DiGenova notwithstanding, the lawyers at the Public Integrity Section at DOJ (just now coming under the gun from DiGenova and his pals) are doing a pretty decent job finding cases where even the normal rules of the road in Washington were trashed so egregiously and overwhelmingly as to cross over into criminal conduct.

But let's return again to this issue of whether some Democrats might get singed by the Abramoff bonfire. Frankly, so be it. Republicans are about to reap the whirlwind because the operation that Jack Abramoff and Co. were running in Washington went way beyond what the already corrupted and corrupting rules of the road in Washington allow or anyone in the town has witnessed at any time in recent history. And as I've written before, pay offs to dirty reps. like Bob Ney were only one relatively small part of the racket.

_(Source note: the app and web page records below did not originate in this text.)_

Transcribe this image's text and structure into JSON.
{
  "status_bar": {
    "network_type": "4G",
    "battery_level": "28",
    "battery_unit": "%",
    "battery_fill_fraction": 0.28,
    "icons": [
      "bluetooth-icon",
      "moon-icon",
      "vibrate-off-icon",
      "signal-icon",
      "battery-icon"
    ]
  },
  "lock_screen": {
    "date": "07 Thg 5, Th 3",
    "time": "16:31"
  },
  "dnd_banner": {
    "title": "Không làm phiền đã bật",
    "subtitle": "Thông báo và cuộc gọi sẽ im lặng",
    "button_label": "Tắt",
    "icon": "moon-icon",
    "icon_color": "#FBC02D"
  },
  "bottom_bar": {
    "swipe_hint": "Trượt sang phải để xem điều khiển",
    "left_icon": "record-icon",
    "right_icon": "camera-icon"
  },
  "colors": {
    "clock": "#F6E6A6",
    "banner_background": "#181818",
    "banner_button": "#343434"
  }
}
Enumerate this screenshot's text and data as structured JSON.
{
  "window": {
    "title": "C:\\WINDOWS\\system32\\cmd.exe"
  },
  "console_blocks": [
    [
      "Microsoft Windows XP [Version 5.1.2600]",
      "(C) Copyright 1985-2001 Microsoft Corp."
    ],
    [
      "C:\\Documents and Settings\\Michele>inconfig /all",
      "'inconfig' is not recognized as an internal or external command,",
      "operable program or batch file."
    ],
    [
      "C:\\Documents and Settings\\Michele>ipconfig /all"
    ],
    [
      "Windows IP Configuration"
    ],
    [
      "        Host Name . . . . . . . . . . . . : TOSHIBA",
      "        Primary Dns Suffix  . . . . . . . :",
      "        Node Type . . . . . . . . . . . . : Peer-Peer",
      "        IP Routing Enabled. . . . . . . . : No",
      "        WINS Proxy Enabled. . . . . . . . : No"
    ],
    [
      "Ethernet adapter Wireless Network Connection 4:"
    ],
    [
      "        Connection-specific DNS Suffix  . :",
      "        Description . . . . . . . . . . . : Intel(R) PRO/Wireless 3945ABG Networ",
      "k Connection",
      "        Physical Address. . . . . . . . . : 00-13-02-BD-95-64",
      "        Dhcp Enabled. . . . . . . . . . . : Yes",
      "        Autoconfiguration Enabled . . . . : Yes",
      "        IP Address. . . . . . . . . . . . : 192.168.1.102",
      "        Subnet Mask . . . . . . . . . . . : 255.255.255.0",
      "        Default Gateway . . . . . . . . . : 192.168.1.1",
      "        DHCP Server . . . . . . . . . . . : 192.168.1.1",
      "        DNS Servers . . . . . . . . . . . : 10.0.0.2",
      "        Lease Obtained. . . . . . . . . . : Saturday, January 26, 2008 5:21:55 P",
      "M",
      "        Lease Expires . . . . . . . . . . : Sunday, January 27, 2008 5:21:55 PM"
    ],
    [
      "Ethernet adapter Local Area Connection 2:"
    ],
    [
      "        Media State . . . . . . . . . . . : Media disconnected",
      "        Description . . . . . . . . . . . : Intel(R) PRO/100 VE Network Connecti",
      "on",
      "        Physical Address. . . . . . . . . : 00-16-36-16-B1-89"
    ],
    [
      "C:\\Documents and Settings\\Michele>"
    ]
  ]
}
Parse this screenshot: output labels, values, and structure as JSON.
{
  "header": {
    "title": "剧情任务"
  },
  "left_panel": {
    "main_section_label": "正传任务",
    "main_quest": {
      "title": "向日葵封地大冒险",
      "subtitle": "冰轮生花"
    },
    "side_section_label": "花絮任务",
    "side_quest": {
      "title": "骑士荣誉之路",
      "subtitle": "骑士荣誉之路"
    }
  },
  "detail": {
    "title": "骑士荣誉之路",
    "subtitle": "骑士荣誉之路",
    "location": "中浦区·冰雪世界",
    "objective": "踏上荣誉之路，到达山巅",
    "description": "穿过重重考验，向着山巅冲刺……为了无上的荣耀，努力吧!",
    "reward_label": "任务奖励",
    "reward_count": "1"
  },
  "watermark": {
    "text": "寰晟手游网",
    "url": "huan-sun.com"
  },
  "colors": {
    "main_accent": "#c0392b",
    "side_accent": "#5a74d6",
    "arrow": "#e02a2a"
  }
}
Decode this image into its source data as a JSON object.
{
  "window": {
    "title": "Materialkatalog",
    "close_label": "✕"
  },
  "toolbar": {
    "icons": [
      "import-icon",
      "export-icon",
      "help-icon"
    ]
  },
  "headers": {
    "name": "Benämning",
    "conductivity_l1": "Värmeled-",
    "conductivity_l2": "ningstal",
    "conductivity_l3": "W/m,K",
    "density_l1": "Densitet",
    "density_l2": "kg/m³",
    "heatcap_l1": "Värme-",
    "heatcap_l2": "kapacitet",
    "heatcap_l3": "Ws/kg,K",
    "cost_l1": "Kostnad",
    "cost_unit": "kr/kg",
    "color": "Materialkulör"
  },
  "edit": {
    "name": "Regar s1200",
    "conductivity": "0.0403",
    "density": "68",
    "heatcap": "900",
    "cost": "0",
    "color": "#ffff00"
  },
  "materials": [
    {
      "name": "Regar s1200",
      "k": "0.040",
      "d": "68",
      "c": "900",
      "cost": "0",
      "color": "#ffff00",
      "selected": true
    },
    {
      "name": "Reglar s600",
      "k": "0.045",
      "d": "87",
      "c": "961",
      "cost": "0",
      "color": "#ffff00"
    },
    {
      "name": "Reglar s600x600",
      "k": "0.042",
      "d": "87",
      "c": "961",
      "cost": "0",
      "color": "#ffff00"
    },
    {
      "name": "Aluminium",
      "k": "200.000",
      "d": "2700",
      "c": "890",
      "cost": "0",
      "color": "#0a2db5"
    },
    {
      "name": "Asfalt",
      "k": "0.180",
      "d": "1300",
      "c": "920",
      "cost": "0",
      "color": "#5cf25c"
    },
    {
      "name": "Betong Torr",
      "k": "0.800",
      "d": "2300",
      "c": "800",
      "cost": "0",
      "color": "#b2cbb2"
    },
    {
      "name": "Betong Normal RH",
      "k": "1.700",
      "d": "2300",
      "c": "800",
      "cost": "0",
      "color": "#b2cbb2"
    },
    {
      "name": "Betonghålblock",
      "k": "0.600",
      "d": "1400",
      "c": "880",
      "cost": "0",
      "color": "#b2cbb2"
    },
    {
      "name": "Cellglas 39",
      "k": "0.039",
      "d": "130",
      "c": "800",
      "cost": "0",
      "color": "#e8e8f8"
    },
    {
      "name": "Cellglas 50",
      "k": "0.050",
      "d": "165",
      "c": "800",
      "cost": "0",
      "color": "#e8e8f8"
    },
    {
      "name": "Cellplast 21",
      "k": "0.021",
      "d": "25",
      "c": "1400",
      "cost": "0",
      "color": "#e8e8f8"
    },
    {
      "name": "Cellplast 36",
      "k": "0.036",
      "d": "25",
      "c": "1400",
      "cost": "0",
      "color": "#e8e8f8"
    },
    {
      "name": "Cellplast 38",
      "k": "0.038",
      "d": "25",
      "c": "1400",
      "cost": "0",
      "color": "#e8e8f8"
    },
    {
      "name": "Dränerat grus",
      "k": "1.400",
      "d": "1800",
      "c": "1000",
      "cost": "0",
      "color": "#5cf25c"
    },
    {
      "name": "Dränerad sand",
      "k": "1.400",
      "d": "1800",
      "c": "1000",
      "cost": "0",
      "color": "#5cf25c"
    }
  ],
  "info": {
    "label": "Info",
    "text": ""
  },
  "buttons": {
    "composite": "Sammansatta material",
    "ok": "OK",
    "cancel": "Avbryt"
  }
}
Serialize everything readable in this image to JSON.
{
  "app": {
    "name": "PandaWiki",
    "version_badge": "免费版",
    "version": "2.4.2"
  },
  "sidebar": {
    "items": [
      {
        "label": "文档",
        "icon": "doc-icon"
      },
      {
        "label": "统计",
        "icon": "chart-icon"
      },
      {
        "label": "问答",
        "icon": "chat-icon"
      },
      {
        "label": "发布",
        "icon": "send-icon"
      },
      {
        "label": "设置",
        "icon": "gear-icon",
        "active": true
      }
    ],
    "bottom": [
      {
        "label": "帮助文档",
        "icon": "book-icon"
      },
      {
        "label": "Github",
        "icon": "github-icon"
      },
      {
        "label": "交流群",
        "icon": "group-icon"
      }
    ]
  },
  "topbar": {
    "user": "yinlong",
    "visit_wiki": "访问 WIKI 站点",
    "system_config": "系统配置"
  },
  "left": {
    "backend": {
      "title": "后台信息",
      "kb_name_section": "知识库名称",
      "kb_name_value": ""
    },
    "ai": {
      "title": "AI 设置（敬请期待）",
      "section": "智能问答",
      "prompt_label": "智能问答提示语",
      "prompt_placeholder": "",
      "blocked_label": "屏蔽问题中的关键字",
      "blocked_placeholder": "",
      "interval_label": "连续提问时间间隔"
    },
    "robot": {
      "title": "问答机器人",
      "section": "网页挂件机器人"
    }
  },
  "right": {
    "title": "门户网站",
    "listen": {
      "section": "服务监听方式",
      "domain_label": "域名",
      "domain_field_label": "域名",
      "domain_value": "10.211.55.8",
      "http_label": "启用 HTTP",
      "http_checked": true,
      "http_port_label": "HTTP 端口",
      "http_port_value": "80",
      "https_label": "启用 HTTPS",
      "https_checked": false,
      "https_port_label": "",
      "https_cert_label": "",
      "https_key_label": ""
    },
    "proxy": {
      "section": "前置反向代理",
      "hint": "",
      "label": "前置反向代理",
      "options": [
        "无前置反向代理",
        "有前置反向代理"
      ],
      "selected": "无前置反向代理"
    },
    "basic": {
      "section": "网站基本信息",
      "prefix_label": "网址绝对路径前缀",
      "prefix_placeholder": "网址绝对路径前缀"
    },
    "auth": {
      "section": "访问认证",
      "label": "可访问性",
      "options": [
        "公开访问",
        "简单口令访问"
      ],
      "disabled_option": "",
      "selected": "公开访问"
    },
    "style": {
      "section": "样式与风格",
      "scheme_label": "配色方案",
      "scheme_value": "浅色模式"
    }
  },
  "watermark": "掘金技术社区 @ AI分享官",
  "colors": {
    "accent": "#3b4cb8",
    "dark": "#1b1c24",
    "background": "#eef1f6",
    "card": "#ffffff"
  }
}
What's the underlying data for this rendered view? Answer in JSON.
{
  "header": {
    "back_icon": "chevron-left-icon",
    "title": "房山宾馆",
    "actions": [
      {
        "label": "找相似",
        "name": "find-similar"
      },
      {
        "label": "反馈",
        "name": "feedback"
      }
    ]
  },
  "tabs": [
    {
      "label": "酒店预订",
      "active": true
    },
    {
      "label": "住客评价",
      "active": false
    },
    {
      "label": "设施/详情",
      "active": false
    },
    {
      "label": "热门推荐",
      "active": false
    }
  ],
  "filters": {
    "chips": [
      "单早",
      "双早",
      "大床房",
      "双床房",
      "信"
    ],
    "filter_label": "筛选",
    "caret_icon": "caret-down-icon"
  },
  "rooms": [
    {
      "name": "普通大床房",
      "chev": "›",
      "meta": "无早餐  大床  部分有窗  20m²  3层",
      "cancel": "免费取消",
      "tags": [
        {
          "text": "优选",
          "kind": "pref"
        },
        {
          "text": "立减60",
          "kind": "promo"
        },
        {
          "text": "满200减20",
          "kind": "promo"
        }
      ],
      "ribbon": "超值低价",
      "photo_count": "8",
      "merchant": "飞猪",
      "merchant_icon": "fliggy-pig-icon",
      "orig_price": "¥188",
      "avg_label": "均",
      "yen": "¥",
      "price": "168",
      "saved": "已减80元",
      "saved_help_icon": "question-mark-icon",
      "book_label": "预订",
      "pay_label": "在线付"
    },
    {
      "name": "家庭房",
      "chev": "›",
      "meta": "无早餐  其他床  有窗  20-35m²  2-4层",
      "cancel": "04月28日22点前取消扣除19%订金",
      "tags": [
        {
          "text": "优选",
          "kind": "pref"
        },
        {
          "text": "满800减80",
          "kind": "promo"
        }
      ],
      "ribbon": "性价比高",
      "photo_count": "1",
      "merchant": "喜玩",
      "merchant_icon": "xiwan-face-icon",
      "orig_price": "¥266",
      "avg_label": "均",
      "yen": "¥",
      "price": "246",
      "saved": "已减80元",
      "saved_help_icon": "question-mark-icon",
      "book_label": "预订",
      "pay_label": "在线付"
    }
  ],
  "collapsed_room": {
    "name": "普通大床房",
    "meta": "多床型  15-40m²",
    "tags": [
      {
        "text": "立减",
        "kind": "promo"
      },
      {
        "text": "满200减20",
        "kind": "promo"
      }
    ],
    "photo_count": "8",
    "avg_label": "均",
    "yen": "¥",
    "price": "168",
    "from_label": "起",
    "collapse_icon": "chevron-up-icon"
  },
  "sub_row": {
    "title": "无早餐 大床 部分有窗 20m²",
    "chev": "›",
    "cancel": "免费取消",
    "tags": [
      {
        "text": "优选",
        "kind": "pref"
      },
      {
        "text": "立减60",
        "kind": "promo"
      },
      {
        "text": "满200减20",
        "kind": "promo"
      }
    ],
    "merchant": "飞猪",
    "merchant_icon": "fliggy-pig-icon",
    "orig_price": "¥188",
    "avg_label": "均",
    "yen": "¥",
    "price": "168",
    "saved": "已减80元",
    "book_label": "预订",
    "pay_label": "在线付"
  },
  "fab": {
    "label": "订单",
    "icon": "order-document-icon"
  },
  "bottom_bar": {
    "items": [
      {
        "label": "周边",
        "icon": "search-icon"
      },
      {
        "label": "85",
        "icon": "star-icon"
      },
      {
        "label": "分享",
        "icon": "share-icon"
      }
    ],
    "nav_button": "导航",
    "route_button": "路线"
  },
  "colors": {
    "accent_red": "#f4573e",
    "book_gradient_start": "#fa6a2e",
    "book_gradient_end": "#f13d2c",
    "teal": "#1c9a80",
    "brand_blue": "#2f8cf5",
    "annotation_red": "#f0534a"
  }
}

But if Democrats are going to run on reform, they need to be for reform. And if they're going to fan the flames of this bonfire they'll need to let it burn its course.

Haaretz In a blow

Ha'aretz: "In a blow to Ariel Sharon, Ben-Gurion University President and noted economist Avishai Braverman Thursday spurned the prime minister's offer to become a part of the new Kadima party, and announced that he would instead join forces with Labor Party Chairman Amir Peretz."

Failing up and failing

Failing up and failing west.

Michael D. "Brownie" Brown announces plans to relocate to Colorado and become a government emergency preparedness consultant.

Says Brown, when asked how he plans to pull this off: "You have to do it with candor. To do it otherwise gives you no credibility. I think people are curious: 'My gosh, what was it like? The media just really beat you up. You made mistakes. I don't want to be in that situation. How do I avoid that?'"

So it gets better, Brown is not only selling emergency preparedness expertise, he's opening a secondary racket in 'candor'.

Actually, from the quote it seems that Brown's actual angle may be providing not generic emergency response consulting services but rather consulting services to incompetents who've been saddled with emergency preparedness responsibility and fear becoming national laughing stocks when they turn mid-size disasters in to full-on catastrophes through gross mismanagement.

This actually may be a solid and underserved niche Brown could cater to, though my understanding is that in such a learning process someone like Brown is generally referred to not as a 'consultant' but rather as 'specimen'.

However that may be, this might also suggest more evidence for a government management consultancy bell curve -- GMCBC, also sometimes referred to as the 'Kerik Principle', KP -- in which the most lucrative work is available for the truly able and the abjectly incompetent, leaving the great majority of hard-working, though middling operatives unable to find big-ticket post-government work.

Any takers?